Filter the entries for lines with the word "field".

SUPPLIED DATA section start

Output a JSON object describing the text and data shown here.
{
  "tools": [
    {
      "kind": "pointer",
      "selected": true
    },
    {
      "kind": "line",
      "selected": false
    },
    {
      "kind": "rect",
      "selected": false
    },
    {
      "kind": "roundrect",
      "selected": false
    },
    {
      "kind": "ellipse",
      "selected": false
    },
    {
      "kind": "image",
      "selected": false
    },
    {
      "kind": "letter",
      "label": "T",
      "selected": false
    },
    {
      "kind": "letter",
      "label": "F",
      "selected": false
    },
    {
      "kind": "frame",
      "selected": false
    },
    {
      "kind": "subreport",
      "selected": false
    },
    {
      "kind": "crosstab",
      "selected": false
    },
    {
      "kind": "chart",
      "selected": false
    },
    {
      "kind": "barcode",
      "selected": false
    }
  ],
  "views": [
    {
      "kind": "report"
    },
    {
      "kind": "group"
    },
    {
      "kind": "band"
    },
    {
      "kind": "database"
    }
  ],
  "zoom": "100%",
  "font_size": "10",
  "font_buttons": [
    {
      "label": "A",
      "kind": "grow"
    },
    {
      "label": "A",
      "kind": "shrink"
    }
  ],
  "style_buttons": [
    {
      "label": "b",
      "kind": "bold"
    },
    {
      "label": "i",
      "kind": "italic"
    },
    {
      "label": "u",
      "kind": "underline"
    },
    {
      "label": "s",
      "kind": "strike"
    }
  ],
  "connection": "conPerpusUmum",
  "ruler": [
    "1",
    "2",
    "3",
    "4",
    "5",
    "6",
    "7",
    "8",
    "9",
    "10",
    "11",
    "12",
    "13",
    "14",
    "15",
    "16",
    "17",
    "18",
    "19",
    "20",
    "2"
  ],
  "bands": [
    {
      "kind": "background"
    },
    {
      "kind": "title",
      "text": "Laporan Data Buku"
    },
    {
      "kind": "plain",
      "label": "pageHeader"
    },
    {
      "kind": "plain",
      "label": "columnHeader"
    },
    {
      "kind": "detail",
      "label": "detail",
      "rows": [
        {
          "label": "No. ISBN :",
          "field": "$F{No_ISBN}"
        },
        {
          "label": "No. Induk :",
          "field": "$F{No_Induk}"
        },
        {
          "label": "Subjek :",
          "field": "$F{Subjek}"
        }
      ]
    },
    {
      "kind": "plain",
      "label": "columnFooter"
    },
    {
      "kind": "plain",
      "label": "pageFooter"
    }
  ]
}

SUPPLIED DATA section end

* ANSWER SECTION
          "field": "$F{No_ISBN}"
          "field": "$F{No_Induk}"
          "field": "$F{Subjek}"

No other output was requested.